have told us himself in private" on a post-election talk show, 
raising questions about the stability of a continued IP-PP 
partnership. 
 
5.  (SBU) While failing to defeat the governing coalition directly, 
the left-leaning SDA and Left-Green parties are simultaneously 
courting the Progressives (in the hopes of a three-member 
center-left coalition) and the Independence Party.  The odds of a 
center-left government look slim given that the SDA and LG both made 
industrial/environmental policy their centerpiece issues, attacking 
the Progressives directly.  Both leftist parties seem to believe 
that their chances of getting into power lie more with the 

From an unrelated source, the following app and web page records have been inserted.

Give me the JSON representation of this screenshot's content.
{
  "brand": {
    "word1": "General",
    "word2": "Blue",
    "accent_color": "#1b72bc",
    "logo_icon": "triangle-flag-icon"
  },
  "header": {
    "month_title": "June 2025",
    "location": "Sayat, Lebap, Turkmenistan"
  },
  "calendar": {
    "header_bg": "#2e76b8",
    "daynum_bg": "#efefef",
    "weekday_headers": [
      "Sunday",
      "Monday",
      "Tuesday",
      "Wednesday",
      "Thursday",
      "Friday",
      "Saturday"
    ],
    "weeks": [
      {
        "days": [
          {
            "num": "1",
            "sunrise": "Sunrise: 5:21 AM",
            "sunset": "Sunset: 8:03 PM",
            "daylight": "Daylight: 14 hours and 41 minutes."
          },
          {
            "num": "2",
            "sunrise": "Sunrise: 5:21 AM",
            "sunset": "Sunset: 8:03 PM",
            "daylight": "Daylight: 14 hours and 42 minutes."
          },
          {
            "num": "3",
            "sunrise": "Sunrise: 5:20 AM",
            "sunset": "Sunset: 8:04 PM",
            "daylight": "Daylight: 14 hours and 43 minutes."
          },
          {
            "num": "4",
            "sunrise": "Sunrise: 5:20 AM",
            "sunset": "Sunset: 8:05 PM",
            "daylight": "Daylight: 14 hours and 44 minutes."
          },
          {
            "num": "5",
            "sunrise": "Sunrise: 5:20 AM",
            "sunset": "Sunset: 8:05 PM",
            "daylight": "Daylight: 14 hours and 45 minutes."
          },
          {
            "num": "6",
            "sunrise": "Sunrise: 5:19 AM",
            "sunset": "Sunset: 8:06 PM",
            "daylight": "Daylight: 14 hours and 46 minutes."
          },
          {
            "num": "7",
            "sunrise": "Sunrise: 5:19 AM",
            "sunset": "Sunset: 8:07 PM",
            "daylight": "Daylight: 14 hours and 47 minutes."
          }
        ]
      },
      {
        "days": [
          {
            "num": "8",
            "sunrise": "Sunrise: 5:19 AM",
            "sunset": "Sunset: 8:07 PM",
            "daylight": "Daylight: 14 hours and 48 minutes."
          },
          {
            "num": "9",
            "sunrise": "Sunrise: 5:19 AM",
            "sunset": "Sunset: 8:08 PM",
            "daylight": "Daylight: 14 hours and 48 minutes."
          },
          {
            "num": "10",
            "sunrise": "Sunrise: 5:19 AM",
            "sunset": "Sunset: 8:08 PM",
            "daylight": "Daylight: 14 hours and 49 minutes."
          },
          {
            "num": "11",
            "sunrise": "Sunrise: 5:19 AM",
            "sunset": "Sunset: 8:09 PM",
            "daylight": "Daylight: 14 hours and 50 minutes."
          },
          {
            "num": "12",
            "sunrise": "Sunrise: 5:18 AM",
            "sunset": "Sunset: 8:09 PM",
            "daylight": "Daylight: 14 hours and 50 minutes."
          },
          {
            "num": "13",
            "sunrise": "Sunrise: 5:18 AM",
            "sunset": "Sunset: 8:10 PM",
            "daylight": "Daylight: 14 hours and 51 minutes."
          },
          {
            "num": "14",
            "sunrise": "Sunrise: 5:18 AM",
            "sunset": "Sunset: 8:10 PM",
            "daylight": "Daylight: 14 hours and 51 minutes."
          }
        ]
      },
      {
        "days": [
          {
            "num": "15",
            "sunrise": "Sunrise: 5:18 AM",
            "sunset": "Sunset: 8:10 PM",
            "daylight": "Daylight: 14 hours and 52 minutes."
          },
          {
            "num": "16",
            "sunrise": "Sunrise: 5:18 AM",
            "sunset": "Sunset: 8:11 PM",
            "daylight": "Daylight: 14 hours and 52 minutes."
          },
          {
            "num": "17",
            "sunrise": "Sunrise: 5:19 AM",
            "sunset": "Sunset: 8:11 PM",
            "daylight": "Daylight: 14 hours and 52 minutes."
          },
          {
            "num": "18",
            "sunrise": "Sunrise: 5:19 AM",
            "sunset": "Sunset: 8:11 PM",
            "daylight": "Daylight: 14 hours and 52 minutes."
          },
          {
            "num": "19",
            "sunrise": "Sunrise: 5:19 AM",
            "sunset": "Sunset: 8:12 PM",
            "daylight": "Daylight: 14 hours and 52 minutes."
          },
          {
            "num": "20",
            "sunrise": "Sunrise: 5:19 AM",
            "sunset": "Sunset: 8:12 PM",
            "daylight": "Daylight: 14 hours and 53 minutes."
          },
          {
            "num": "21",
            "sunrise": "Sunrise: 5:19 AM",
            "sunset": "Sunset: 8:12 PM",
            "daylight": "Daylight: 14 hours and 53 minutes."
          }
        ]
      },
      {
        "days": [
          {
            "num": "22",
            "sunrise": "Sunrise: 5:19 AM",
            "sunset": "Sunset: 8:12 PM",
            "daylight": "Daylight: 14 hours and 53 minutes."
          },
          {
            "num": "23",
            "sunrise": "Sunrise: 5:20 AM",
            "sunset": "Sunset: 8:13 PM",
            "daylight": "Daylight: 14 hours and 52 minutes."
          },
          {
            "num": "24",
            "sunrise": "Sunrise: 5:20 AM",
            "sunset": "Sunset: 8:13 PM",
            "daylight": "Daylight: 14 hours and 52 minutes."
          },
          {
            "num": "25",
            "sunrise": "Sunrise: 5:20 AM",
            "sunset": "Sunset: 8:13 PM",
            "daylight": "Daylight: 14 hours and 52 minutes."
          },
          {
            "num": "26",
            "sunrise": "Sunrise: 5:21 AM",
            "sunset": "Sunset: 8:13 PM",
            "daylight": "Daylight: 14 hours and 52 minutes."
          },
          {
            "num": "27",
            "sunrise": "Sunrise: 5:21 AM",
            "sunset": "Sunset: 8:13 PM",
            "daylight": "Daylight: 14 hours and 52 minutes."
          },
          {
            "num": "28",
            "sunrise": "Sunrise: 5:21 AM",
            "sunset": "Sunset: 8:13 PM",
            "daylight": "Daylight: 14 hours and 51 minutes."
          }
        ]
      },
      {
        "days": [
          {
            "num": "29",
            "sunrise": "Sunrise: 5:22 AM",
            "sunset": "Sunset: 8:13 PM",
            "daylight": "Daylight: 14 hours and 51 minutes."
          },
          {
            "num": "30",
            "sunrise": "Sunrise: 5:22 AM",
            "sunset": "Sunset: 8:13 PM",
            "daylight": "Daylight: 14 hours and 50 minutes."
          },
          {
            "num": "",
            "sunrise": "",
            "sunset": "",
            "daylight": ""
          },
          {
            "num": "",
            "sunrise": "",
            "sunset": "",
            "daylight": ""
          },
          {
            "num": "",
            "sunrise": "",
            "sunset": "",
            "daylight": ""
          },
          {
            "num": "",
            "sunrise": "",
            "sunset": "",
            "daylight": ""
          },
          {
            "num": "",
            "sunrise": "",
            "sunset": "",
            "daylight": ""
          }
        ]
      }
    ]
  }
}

Independence Party, and their party leaders have been careful to 
keep all options open in their public statements.  That said, 
leading newspaper Morgunbladid (traditionally close to the IP) 
reported on May 14 that SDA leader Ingibjorg Solrun Gisladottir had 
shown a fair degree of arrogance in her contacts with the IP thus 
far, which if true would do little to soften the personal aversion 
that many in the IP have towards her. 
 
6.  (SBU) Comment:  By virtue of its strong performance in the 
elections and the public's overwhelming confidence in PM Haarde, 
Independence is largely in the driver's seat.  The challenge for 
Haarde will lie in finding a coalition partner that will not overly 
disrupt the IP's agenda while at the same time giving the coalition 
the strength it needs to survive.  With an already-weakened 
Progressive Party doing little to strengthen IP confidence in the 
idea of a one-seat majority, prospects for an IP pairing with the 
Social Democrats or Left-Greens are on the rise. 
 
VAN VOORST